“If you vote for RJ, you obviously enjoy 9/11.” This was a tweet from a teen in RJ Khalaf’s class when he was running for student body president. The teen said this because RJ was Muslim, but RJ knows that about 98% of Muslims are just like him. That they don’t mean any harm, like the terrorists from 9/11 did. Also, a 7th-grade girl, Helaina Hovitz, survived 9/11. Even though there was a major amount of terror, there is still hope from the day September 11th, 2001.
He also appeals to logos when he uses really lengthy sentences and then uses a really short sentence. This appeals logically because the short sentences then stand out, as if they were highlighted or bolded. Bush’s usage of alliteration when he says “deliberate and deadly terrorist acts.” appeals to logos. It does so by appealing to the reader’s rhythmical senses and makes the reader pay more attention and focus on the rest of the speech.

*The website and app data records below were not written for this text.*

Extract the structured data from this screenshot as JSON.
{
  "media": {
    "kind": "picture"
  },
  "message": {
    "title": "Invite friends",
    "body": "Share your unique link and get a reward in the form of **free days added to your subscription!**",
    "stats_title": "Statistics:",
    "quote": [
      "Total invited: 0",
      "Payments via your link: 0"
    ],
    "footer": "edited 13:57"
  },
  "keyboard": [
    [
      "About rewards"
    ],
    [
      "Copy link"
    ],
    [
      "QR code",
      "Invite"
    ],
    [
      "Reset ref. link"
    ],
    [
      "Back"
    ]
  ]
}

Bush uses a rhetorical device in this quote; “And we responded with the best of America, with the daring of our rescue workers, with the caring for strangers and neighbors who came to give blood and help in any way they could,” Bush not only sounds well by rhyming, he uses “we responded” once and leaves it out the next couple
Franklin Delano Roosevelt was the 32nd president of the United States and attended Columbia Law School as well as Harvard University. During his presidency, the United States was blindsided by a malicious attack from Japanese forces at Pearl Harbor. In his address to the Nation speech that followed, he effectively convinces the American people and Congress that war on Japan is the best option by using strong word choice and a sense of nationalism to draw emotion from his audience. These appeals to pathos, along with integrating a clear call-to-action for the American people, creates an effective argument for his speech. To begin, Roosevelt’s strong use of language, which is seen throughout the speech, creates an emotional response among his audience and exemplifies the way he uses appeals to pathos
I think that the fact that it is so short is just another reason as to why it should be a master speech because it is so impactful and motivating in such a small amount of words. This speech is exactly 277 words long, which mans he was able to leave his mark on history in such a short speech. Also, he inspired thousands of people with this speech by telling them that just because something is holding you back that doesn't mean you have to stop. In conclusion, Lou Gehrig's farewell speech was a short and sweet speech that left its mark in history and will never be forgotten. I hope this speech can be a part of your master speech unit next year so students can enjoy it like I
On December 26, 1941, Sir Winston Churchill delivered this speech to the U.S. Congress following the attack by the Japanese on Pearl Harbor. The event which threw the U.S. into the War. He related to his audience by jokingly informing them of his heritage of half American half British descent and makes himself one of us to further bond the U.S. and Britain. The general purpose was to persuade. Churchill organized his speech to instill confidence in his audience, hatred of the common enemy, and a bond between America and Britain.
In total the bombing killed more than 2,300 Americans. Up until this point, the United States was trying to remain in their position as neutral in the conflict. President Roosevelts speech was broadcasted over the radio to announce the tragic news to the distraught citizens of America(cite). Franklin Delano Roosevelt uses his credentials as the beloved president of